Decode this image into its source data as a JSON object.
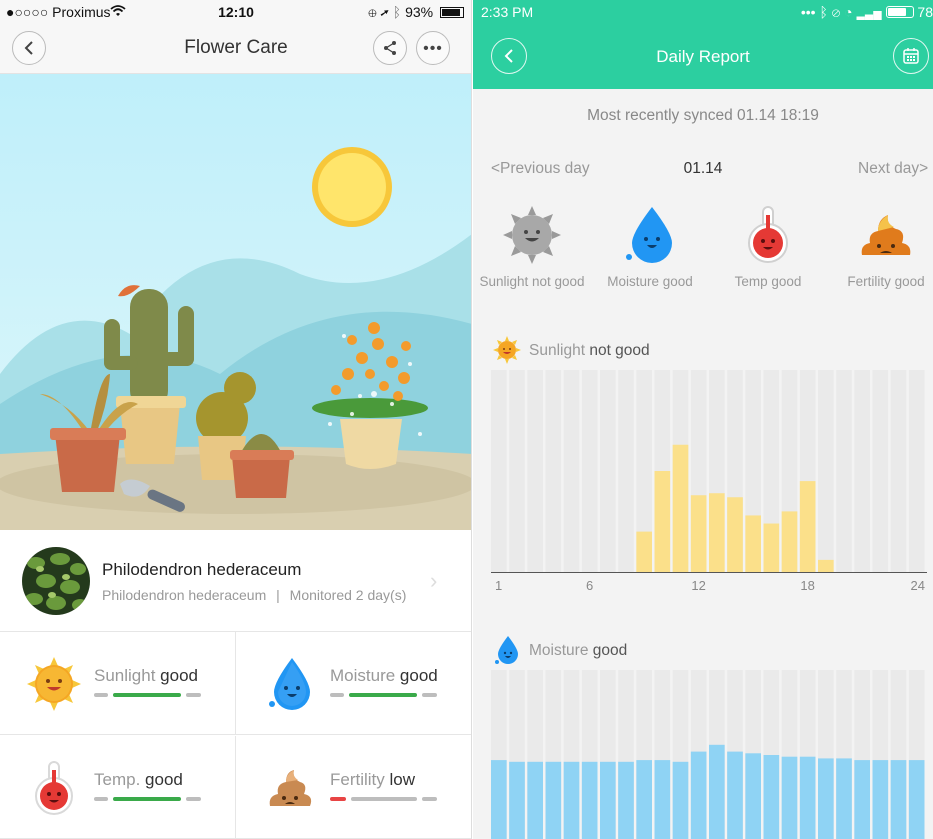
{
  "left_phone": {
    "status_bar": {
      "carrier": "●○○○○ Proximus",
      "time": "12:10",
      "battery": "93%"
    },
    "nav": {
      "title": "Flower Care",
      "back_icon": "back-icon",
      "share_icon": "share-icon",
      "more_icon": "more-icon"
    },
    "plant": {
      "name": "Philodendron hederaceum",
      "latin": "Philodendron hederaceum",
      "separator": "|",
      "monitored": "Monitored 2 day(s)"
    },
    "metrics": [
      {
        "key": "Sunlight",
        "value": "good",
        "icon": "sun-icon",
        "bar_color": "#3aaa4a",
        "level": "normal"
      },
      {
        "key": "Moisture",
        "value": "good",
        "icon": "water-drop-icon",
        "bar_color": "#3aaa4a",
        "level": "normal"
      },
      {
        "key": "Temp.",
        "value": "good",
        "icon": "thermometer-icon",
        "bar_color": "#3aaa4a",
        "level": "normal"
      },
      {
        "key": "Fertility",
        "value": "low",
        "icon": "fertilizer-icon",
        "bar_color": "#e84444",
        "level": "low"
      }
    ]
  },
  "right_phone": {
    "status_bar": {
      "time": "2:33 PM",
      "battery": "78"
    },
    "header": {
      "title": "Daily Report",
      "back_icon": "back-icon",
      "calendar_icon": "calendar-icon",
      "bg_color": "#2ccfa0"
    },
    "synced_text": "Most recently synced 01.14 18:19",
    "day_nav": {
      "prev": "<Previous day",
      "current": "01.14",
      "next": "Next day>"
    },
    "status_icons": [
      {
        "label": "Sunlight not good",
        "icon": "sun-icon"
      },
      {
        "label": "Moisture good",
        "icon": "water-drop-icon"
      },
      {
        "label": "Temp good",
        "icon": "thermometer-icon"
      },
      {
        "label": "Fertility good",
        "icon": "fertilizer-icon"
      }
    ],
    "sunlight_section": {
      "key": "Sunlight",
      "value": "not good"
    },
    "moisture_section": {
      "key": "Moisture",
      "value": "good"
    }
  },
  "chart_data": [
    {
      "type": "bar",
      "title": "Sunlight not good",
      "categories": [
        1,
        2,
        3,
        4,
        5,
        6,
        7,
        8,
        9,
        10,
        11,
        12,
        13,
        14,
        15,
        16,
        17,
        18,
        19,
        20,
        21,
        22,
        23,
        24
      ],
      "xticks": [
        "1",
        "6",
        "12",
        "18",
        "24"
      ],
      "series": [
        {
          "values": [
            0,
            0,
            0,
            0,
            0,
            0,
            0,
            0,
            0.2,
            0.5,
            0.63,
            0.38,
            0.39,
            0.37,
            0.28,
            0.24,
            0.3,
            0.45,
            0.06,
            0,
            0,
            0,
            0,
            0
          ],
          "color": "#fbe08a"
        }
      ],
      "ylim": [
        0,
        1
      ],
      "background_color": "#eaeaea"
    },
    {
      "type": "bar",
      "title": "Moisture good",
      "categories": [
        1,
        2,
        3,
        4,
        5,
        6,
        7,
        8,
        9,
        10,
        11,
        12,
        13,
        14,
        15,
        16,
        17,
        18,
        19,
        20,
        21,
        22,
        23,
        24
      ],
      "series": [
        {
          "values": [
            0.47,
            0.46,
            0.46,
            0.46,
            0.46,
            0.46,
            0.46,
            0.46,
            0.47,
            0.47,
            0.46,
            0.52,
            0.56,
            0.52,
            0.51,
            0.5,
            0.49,
            0.49,
            0.48,
            0.48,
            0.47,
            0.47,
            0.47,
            0.47
          ],
          "color": "#8fd3f4"
        }
      ],
      "ylim": [
        0,
        1
      ],
      "background_color": "#eaeaea"
    }
  ]
}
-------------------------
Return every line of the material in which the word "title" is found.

Result of this task =
      "title": "Flower Care",
      "title": "Daily Report",
      "title": "Sunlight not good",
      "title": "Moisture good",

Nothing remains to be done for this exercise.